“…its substantial growth and inevitable rewards the result of touring in the two years since Twelve Pieces’s 2006 recording.”
Looking more like a man in his fifties than his 72 years, vibraphonist Mike Mainieri has been stepping up the pace, with three fine but stylistically different albums in the last year: Crescent (NYC, 2010), an elegant and moving John Coltrane tribute with recently departed alto great Charlie Mariano; 2.0 (NYC, 2010), celebrating the return of the groove-heavy 1970s collective, L’Image; and Twelve Pieces (NYC, 2009), documenting his ongoing relationship with Marnix Busstra and the Dutch guitarist’s trio. Trinary Motion: Live in Europe reunites Mainieri and Busstra, its substantial growth and inevitable rewards the result of touring in the two years since Twelve Pieces’s 2006 recording.
Culled from three Belgian and Dutch 2008 dates, and reprising seven of Twelve Pieces’ tracks, Trinary Motion shines a spotlight on the differences between live and studio dates—neither better nor worse than the other; instead, with different intent, approach and, consequently, result. Even order of events can alter not just an individual song, but the entire arc of a set. Rather than as a transition between the modal exploration of “Lost in Little Spain,” featuring Busstra’s sitar and its droning undercurrent, and the gentle ballad, “It’s Done,” a subtly fierier version of “Piece” opens the two-disc set. Dispensing with Mainieri’s a capella vibraphone intro, the quartet gets right down to business, with drummer Pieter Bast’s soft but propulsive brush work driving a tune that, at nearly double the original’s length, provides Busstra and Mainieri a chance to set an early high bar.
Busstra’s allegiance to Pat Metheny’s lyricism and virtuosity is even more pronounced, especially on the gentle “My Good Leg,” where Busstra lift’s the signature opening line from Metheny’s “Bright Size Life.” Insofar as Busstra’s vernacular and tone—largely warm and woody, but occasionally tart, as on the paradoxically swinging yet airy “Don’t Break Step”—are referential, Busstra’s ability to move inside and out of the harmonic center is equally reminiscent of another guitar great, John Scofield.
Once again, Busstra contributes the majority of the material.

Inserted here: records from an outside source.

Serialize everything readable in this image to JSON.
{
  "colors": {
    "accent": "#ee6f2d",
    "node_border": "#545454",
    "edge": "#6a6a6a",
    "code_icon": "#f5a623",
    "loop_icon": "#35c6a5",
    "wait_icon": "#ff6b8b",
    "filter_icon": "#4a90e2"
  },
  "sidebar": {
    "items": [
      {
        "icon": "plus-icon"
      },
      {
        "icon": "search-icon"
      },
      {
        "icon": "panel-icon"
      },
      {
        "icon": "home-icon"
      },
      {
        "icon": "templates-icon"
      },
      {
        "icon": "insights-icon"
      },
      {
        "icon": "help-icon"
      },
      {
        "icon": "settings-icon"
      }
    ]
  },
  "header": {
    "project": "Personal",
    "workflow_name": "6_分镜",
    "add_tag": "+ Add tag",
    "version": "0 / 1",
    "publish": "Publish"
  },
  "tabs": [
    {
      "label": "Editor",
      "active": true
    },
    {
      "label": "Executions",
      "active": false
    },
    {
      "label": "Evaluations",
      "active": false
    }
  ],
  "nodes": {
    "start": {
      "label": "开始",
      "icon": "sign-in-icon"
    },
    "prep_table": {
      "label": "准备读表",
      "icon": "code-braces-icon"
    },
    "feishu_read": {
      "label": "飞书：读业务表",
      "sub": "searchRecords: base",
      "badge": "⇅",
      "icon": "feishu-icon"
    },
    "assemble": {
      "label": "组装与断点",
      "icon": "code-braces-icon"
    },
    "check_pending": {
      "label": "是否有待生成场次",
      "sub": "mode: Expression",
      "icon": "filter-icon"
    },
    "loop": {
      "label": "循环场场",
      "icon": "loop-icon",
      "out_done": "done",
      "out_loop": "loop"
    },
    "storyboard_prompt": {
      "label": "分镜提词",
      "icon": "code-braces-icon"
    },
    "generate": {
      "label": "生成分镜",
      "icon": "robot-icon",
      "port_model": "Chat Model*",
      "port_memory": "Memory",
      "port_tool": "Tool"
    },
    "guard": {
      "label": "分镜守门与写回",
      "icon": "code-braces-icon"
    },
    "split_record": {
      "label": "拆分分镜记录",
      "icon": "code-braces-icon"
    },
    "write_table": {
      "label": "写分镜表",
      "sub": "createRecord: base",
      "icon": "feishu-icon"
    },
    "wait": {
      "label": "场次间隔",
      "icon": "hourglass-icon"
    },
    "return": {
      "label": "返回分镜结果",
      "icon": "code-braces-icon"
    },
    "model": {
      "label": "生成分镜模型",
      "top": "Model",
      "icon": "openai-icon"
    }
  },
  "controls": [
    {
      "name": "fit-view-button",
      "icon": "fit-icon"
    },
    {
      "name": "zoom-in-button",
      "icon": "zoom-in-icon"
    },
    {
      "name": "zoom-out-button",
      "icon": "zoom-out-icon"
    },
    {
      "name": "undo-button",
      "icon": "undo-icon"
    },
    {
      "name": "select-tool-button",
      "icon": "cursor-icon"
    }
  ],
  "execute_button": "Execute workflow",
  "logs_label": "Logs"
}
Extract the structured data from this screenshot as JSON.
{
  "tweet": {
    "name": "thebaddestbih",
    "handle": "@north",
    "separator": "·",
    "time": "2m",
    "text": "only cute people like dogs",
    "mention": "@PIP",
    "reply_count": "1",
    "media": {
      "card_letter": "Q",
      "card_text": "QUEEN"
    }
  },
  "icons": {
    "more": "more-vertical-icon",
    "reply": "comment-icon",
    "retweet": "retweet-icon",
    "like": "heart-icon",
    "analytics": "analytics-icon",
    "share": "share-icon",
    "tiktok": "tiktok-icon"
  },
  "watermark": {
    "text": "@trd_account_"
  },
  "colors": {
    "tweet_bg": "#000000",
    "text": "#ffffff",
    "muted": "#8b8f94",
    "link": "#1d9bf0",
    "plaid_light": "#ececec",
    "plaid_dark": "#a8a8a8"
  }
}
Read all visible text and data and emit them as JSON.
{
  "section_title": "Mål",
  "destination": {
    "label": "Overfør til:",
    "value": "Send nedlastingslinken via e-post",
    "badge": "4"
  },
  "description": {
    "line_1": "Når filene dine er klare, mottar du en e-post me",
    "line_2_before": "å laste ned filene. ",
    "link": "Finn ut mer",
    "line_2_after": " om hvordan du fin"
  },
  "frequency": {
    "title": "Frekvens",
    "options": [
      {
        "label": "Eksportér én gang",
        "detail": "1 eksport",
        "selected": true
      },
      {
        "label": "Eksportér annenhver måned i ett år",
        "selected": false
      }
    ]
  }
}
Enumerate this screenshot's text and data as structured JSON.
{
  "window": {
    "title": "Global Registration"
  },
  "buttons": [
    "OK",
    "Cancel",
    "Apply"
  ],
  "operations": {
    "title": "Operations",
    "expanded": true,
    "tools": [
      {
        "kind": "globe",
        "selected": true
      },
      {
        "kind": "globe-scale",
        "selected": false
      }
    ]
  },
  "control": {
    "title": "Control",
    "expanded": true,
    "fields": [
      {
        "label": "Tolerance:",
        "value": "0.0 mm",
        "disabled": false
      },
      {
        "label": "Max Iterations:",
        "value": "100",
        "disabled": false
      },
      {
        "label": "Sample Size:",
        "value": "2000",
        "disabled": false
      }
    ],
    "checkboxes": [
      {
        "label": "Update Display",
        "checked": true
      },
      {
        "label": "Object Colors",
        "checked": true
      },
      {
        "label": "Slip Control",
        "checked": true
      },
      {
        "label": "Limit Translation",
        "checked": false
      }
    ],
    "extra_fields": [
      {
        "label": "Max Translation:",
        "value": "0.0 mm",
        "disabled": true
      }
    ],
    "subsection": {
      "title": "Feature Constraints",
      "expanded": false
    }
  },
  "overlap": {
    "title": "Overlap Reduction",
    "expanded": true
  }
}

The quartet reprises Mainieri’s gritty “All in a Row” with the same brevity and focus, while on the vibraphonist’s title track, his relaxed delivery contrasts with a subtle undercurrent of bustling activity from Bast’s fervent ride cymbal. Mainieri also provides a compelling rework of Joe Zawinul’s “Young and Fine,” its vital arrangement driving Mainieri and Busstra to turn in some of their best solo work, bolstered by Bast and bassist Eric van der Westen’s unshakable yet thoroughly-responsive support.
Approaching freer terrain on a closing medley of Twelve Pieces’ bouzouki-driven “Square Brown” and “From Father to Friend,” drum and bass solos lead to a blistering guitar solo, where Busstra once and for all distances himself from his influences, while harkening back to his earlier fusion days. Delivering solo-after-solo of inventive perfection, Mainieri consistently elevates an album built on the energy of live performance, but without unnecessary histrionics and longwinded excess. Instead, with its combination of concise interplay and memorable material, everything is as it should be on Trinary Motion, representing continued growth for Busstra and his trio, and some of Mainieri’s best playing ever.